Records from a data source
⁂
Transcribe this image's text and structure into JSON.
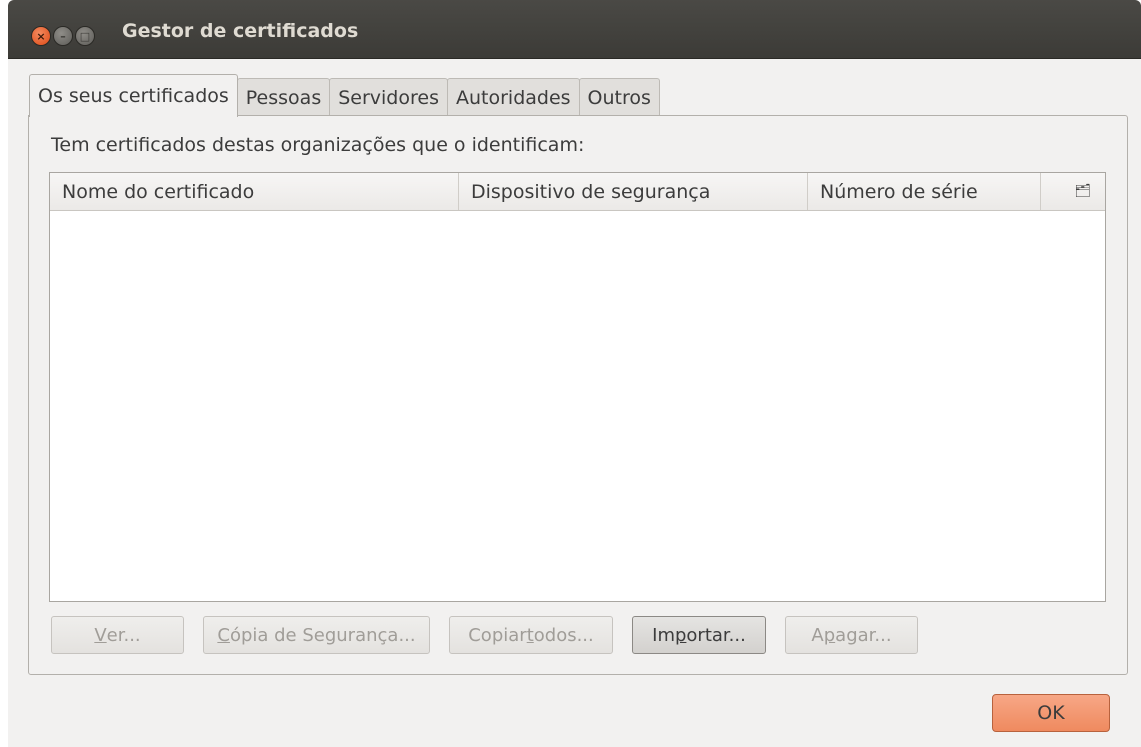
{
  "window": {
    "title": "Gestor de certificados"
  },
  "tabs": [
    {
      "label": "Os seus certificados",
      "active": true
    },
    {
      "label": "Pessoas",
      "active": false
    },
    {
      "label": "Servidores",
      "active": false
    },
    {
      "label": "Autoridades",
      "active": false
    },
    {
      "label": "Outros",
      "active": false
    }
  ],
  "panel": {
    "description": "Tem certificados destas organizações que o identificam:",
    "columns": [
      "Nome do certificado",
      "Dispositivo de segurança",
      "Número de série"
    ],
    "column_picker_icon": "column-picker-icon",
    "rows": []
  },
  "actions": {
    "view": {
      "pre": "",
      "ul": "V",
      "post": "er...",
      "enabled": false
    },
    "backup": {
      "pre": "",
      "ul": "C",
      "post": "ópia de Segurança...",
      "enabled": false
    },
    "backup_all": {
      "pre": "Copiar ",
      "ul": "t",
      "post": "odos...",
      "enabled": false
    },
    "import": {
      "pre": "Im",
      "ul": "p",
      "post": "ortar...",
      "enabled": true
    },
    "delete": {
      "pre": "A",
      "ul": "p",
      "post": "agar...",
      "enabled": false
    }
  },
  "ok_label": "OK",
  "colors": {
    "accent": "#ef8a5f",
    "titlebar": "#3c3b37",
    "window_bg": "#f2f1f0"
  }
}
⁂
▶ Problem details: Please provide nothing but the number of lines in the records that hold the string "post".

▶ Written answer: 5